Dataset excerpts below:

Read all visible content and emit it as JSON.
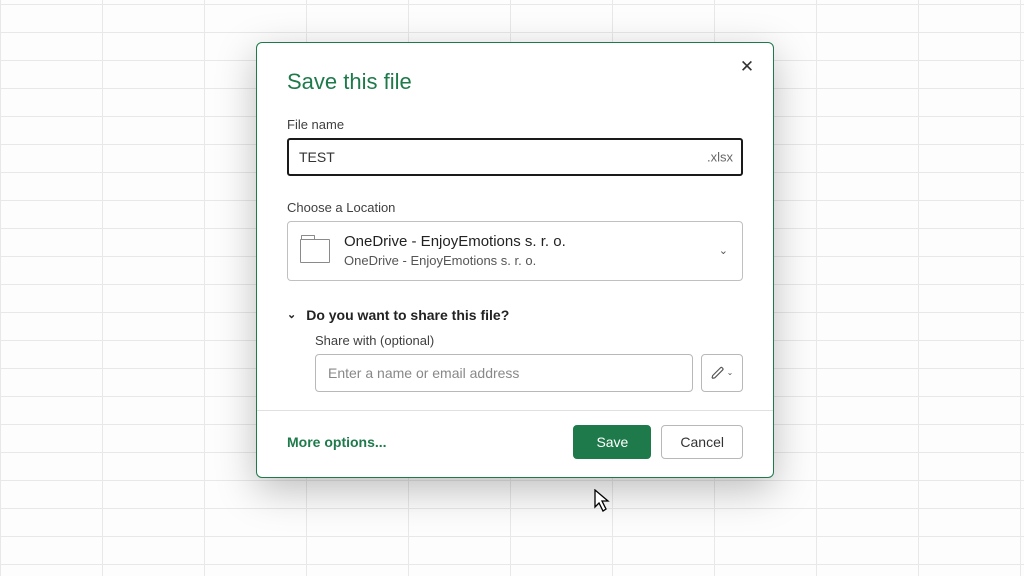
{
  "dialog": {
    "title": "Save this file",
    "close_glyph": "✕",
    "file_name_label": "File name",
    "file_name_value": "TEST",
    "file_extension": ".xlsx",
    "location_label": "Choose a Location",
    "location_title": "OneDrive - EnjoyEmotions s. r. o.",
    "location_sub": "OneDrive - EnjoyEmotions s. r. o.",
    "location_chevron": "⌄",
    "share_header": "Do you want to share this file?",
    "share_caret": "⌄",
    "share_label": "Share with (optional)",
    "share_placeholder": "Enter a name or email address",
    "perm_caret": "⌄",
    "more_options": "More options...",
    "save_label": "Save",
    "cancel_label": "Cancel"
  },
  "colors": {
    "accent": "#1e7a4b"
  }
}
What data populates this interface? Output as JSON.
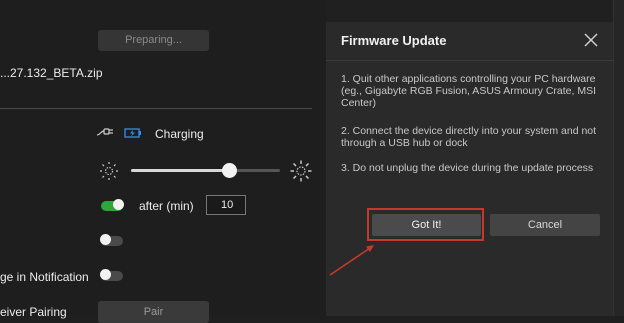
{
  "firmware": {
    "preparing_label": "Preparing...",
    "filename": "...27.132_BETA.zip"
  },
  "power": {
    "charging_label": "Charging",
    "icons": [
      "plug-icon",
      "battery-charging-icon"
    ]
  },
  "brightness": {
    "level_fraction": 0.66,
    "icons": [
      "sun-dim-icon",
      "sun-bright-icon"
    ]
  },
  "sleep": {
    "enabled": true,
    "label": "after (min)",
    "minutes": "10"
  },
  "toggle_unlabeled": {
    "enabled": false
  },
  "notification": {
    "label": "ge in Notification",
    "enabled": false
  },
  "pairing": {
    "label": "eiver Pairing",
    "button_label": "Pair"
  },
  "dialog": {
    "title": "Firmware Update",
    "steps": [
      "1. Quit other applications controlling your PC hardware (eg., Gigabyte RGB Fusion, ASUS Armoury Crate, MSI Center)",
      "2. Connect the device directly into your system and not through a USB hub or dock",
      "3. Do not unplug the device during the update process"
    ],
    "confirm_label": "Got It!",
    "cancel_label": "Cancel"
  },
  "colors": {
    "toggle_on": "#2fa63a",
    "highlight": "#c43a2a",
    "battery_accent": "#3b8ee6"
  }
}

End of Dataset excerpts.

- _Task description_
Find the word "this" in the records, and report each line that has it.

- _Answer below_
    "title": "Save this file",
    "share_header": "Do you want to share this file?",
What data populates this interface? Output as JSON.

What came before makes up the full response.